Input records
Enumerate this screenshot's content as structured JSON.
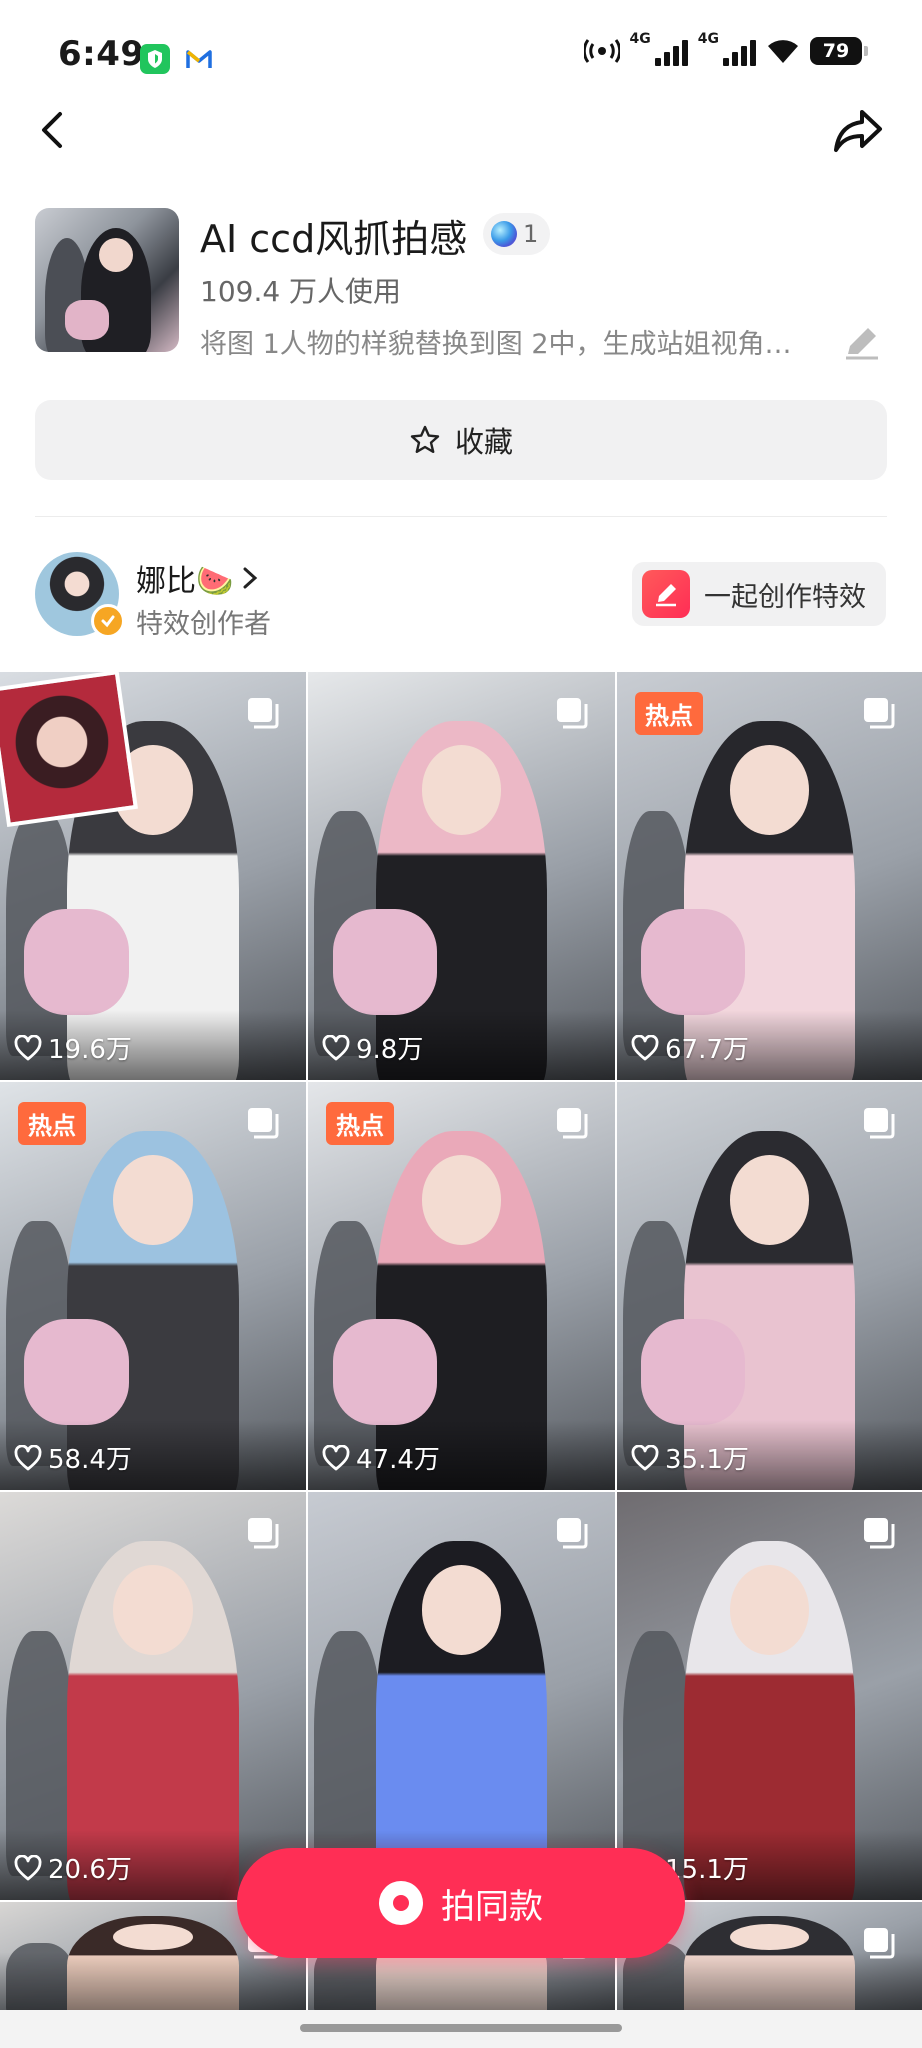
{
  "status_bar": {
    "time": "6:49",
    "network_1": "4G",
    "network_2": "4G",
    "battery": "79"
  },
  "effect": {
    "title": "AI ccd风抓拍感",
    "badge_count": "1",
    "usage": "109.4 万人使用",
    "description": "将图 1人物的样貌替换到图 2中，生成站姐视角…",
    "favorite_label": "收藏"
  },
  "creator": {
    "name": "娜比🍉",
    "role": "特效创作者",
    "co_create_label": "一起创作特效"
  },
  "grid": {
    "tiles": [
      {
        "likes": "19.6万",
        "hot": ""
      },
      {
        "likes": "9.8万",
        "hot": ""
      },
      {
        "likes": "67.7万",
        "hot": "热点"
      },
      {
        "likes": "58.4万",
        "hot": "热点"
      },
      {
        "likes": "47.4万",
        "hot": "热点"
      },
      {
        "likes": "35.1万",
        "hot": ""
      },
      {
        "likes": "20.6万",
        "hot": ""
      },
      {
        "likes": "",
        "hot": ""
      },
      {
        "likes": "15.1万",
        "hot": ""
      },
      {
        "likes": "",
        "hot": ""
      },
      {
        "likes": "",
        "hot": ""
      },
      {
        "likes": "",
        "hot": ""
      }
    ]
  },
  "action": {
    "shoot_same_label": "拍同款"
  },
  "colors": {
    "accent": "#ff2e55",
    "hot_badge": "#ff6a3d"
  }
}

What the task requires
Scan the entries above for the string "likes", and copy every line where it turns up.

Finished task
        "likes": "19.6万",
        "likes": "9.8万",
        "likes": "67.7万",
        "likes": "58.4万",
        "likes": "47.4万",
        "likes": "35.1万",
        "likes": "20.6万",
        "likes": "",
        "likes": "15.1万",
        "likes": "",
        "likes": "",
        "likes": "",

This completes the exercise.